_What is needed_. Repeat the entire listing below exactly.

---------------

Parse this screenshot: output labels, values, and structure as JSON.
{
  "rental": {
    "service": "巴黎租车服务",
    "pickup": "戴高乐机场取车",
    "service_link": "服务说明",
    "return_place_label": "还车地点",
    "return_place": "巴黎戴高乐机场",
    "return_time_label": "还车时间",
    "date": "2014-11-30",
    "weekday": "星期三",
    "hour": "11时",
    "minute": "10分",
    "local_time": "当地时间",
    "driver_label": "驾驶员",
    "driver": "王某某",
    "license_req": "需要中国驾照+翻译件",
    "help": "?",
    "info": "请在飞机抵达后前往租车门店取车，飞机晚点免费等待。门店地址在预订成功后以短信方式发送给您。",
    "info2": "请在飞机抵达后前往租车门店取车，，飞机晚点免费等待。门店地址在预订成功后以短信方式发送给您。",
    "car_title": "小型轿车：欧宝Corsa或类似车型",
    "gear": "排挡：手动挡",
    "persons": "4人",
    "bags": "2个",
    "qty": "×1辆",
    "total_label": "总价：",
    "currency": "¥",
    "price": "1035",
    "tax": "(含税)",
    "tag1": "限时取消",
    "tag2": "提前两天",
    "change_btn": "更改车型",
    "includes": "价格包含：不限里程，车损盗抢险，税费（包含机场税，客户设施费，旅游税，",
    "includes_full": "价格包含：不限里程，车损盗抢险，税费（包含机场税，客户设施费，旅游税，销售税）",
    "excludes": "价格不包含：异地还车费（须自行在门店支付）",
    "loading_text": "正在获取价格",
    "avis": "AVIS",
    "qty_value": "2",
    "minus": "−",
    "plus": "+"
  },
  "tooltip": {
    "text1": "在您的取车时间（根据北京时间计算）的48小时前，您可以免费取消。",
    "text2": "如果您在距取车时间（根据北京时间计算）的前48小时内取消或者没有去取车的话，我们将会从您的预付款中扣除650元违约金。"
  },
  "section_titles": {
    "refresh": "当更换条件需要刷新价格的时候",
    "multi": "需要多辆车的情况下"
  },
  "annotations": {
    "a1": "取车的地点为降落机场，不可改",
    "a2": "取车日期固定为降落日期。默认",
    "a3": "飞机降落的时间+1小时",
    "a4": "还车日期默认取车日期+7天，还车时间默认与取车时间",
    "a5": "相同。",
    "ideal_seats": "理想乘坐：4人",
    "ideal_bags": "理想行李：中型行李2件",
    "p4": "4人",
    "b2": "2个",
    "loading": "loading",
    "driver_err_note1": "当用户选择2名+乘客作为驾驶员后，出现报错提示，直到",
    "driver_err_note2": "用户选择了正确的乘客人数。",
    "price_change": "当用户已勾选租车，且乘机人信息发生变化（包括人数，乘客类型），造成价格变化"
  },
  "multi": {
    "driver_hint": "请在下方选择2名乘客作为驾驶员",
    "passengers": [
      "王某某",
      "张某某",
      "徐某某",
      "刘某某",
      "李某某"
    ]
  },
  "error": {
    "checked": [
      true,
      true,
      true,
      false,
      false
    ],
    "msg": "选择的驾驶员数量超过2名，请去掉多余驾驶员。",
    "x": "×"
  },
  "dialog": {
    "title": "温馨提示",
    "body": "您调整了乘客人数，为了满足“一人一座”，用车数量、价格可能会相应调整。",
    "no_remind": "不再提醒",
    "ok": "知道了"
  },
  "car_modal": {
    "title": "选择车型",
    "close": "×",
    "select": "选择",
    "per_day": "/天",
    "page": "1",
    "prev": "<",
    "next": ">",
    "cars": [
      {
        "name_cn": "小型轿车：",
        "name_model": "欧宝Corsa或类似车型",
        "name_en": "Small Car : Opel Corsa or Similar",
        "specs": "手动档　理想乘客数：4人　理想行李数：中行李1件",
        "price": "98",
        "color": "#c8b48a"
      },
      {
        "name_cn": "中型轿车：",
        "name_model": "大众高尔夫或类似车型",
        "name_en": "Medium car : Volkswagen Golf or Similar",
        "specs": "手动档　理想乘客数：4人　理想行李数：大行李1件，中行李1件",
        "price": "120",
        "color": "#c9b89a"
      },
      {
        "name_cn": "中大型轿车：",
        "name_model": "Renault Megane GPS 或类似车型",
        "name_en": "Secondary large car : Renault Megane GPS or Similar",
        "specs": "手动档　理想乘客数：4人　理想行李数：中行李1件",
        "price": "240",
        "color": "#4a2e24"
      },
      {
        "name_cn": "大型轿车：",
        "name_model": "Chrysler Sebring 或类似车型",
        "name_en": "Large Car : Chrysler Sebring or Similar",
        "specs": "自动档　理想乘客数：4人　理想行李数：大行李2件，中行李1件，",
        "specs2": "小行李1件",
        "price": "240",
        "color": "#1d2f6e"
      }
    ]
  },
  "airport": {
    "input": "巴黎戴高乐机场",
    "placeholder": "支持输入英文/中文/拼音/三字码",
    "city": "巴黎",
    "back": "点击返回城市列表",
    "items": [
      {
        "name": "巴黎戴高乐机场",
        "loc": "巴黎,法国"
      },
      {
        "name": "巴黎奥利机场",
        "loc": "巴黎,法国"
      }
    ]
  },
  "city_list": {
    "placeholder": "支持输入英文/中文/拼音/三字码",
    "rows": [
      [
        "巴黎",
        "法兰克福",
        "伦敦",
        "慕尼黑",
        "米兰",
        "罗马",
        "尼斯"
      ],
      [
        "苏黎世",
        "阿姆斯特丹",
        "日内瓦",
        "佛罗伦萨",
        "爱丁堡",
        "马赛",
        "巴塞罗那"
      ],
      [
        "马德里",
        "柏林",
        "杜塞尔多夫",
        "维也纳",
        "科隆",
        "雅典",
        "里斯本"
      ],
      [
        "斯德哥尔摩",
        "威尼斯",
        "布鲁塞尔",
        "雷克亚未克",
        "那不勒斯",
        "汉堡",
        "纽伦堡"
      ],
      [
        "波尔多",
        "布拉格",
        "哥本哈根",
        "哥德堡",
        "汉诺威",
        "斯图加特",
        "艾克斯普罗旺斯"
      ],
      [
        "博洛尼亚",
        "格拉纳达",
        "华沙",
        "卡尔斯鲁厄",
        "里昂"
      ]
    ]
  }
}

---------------

_Answer to the problem_.
Parse this screenshot: output labels, values, and structure as JSON.
{
  "rental": {
    "service": "巴黎租车服务",
    "pickup": "戴高乐机场取车",
    "service_link": "服务说明",
    "return_place_label": "还车地点",
    "return_place": "巴黎戴高乐机场",
    "return_time_label": "还车时间",
    "date": "2014-11-30",
    "weekday": "星期三",
    "hour": "11时",
    "minute": "10分",
    "local_time": "当地时间",
    "driver_label": "驾驶员",
    "driver": "王某某",
    "license_req": "需要中国驾照+翻译件",
    "help": "?",
    "info": "请在飞机抵达后前往租车门店取车，飞机晚点免费等待。门店地址在预订成功后以短信方式发送给您。",
    "info2": "请在飞机抵达后前往租车门店取车，，飞机晚点免费等待。门店地址在预订成功后以短信方式发送给您。",
    "car_title": "小型轿车：欧宝Corsa或类似车型",
    "gear": "排挡：手动挡",
    "persons": "4人",
    "bags": "2个",
    "qty": "×1辆",
    "total_label": "总价：",
    "currency": "¥",
    "price": "1035",
    "tax": "(含税)",
    "tag1": "限时取消",
    "tag2": "提前两天",
    "change_btn": "更改车型",
    "includes": "价格包含：不限里程，车损盗抢险，税费（包含机场税，客户设施费，旅游税，",
    "includes_full": "价格包含：不限里程，车损盗抢险，税费（包含机场税，客户设施费，旅游税，销售税）",
    "excludes": "价格不包含：异地还车费（须自行在门店支付）",
    "loading_text": "正在获取价格",
    "avis": "AVIS",
    "qty_value": "2",
    "minus": "−",
    "plus": "+"
  },
  "tooltip": {
    "text1": "在您的取车时间（根据北京时间计算）的48小时前，您可以免费取消。",
    "text2": "如果您在距取车时间（根据北京时间计算）的前48小时内取消或者没有去取车的话，我们将会从您的预付款中扣除650元违约金。"
  },
  "section_titles": {
    "refresh": "当更换条件需要刷新价格的时候",
    "multi": "需要多辆车的情况下"
  },
  "annotations": {
    "a1": "取车的地点为降落机场，不可改",
    "a2": "取车日期固定为降落日期。默认",
    "a3": "飞机降落的时间+1小时",
    "a4": "还车日期默认取车日期+7天，还车时间默认与取车时间",
    "a5": "相同。",
    "ideal_seats": "理想乘坐：4人",
    "ideal_bags": "理想行李：中型行李2件",
    "p4": "4人",
    "b2": "2个",
    "loading": "loading",
    "driver_err_note1": "当用户选择2名+乘客作为驾驶员后，出现报错提示，直到",
    "driver_err_note2": "用户选择了正确的乘客人数。",
    "price_change": "当用户已勾选租车，且乘机人信息发生变化（包括人数，乘客类型），造成价格变化"
  },
  "multi": {
    "driver_hint": "请在下方选择2名乘客作为驾驶员",
    "passengers": [
      "王某某",
      "张某某",
      "徐某某",
      "刘某某",
      "李某某"
    ]
  },
  "error": {
    "checked": [
      true,
      true,
      true,
      false,
      false
    ],
    "msg": "选择的驾驶员数量超过2名，请去掉多余驾驶员。",
    "x": "×"
  },
  "dialog": {
    "title": "温馨提示",
    "body": "您调整了乘客人数，为了满足“一人一座”，用车数量、价格可能会相应调整。",
    "no_remind": "不再提醒",
    "ok": "知道了"
  },
  "car_modal": {
    "title": "选择车型",
    "close": "×",
    "select": "选择",
    "per_day": "/天",
    "page": "1",
    "prev": "<",
    "next": ">",
    "cars": [
      {
        "name_cn": "小型轿车：",
        "name_model": "欧宝Corsa或类似车型",
        "name_en": "Small Car : Opel Corsa or Similar",
        "specs": "手动档　理想乘客数：4人　理想行李数：中行李1件",
        "price": "98",
        "color": "#c8b48a"
      },
      {
        "name_cn": "中型轿车：",
        "name_model": "大众高尔夫或类似车型",
        "name_en": "Medium car : Volkswagen Golf or Similar",
        "specs": "手动档　理想乘客数：4人　理想行李数：大行李1件，中行李1件",
        "price": "120",
        "color": "#c9b89a"
      },
      {
        "name_cn": "中大型轿车：",
        "name_model": "Renault Megane GPS 或类似车型",
        "name_en": "Secondary large car : Renault Megane GPS or Similar",
        "specs": "手动档　理想乘客数：4人　理想行李数：中行李1件",
        "price": "240",
        "color": "#4a2e24"
      },
      {
        "name_cn": "大型轿车：",
        "name_model": "Chrysler Sebring 或类似车型",
        "name_en": "Large Car : Chrysler Sebring or Similar",
        "specs": "自动档　理想乘客数：4人　理想行李数：大行李2件，中行李1件，",
        "specs2": "小行李1件",
        "price": "240",
        "color": "#1d2f6e"
      }
    ]
  },
  "airport": {
    "input": "巴黎戴高乐机场",
    "placeholder": "支持输入英文/中文/拼音/三字码",
    "city": "巴黎",
    "back": "点击返回城市列表",
    "items": [
      {
        "name": "巴黎戴高乐机场",
        "loc": "巴黎,法国"
      },
      {
        "name": "巴黎奥利机场",
        "loc": "巴黎,法国"
      }
    ]
  },
  "city_list": {
    "placeholder": "支持输入英文/中文/拼音/三字码",
    "rows": [
      [
        "巴黎",
        "法兰克福",
        "伦敦",
        "慕尼黑",
        "米兰",
        "罗马",
        "尼斯"
      ],
      [
        "苏黎世",
        "阿姆斯特丹",
        "日内瓦",
        "佛罗伦萨",
        "爱丁堡",
        "马赛",
        "巴塞罗那"
      ],
      [
        "马德里",
        "柏林",
        "杜塞尔多夫",
        "维也纳",
        "科隆",
        "雅典",
        "里斯本"
      ],
      [
        "斯德哥尔摩",
        "威尼斯",
        "布鲁塞尔",
        "雷克亚未克",
        "那不勒斯",
        "汉堡",
        "纽伦堡"
      ],
      [
        "波尔多",
        "布拉格",
        "哥本哈根",
        "哥德堡",
        "汉诺威",
        "斯图加特",
        "艾克斯普罗旺斯"
      ],
      [
        "博洛尼亚",
        "格拉纳达",
        "华沙",
        "卡尔斯鲁厄",
        "里昂"
      ]
    ]
  }
}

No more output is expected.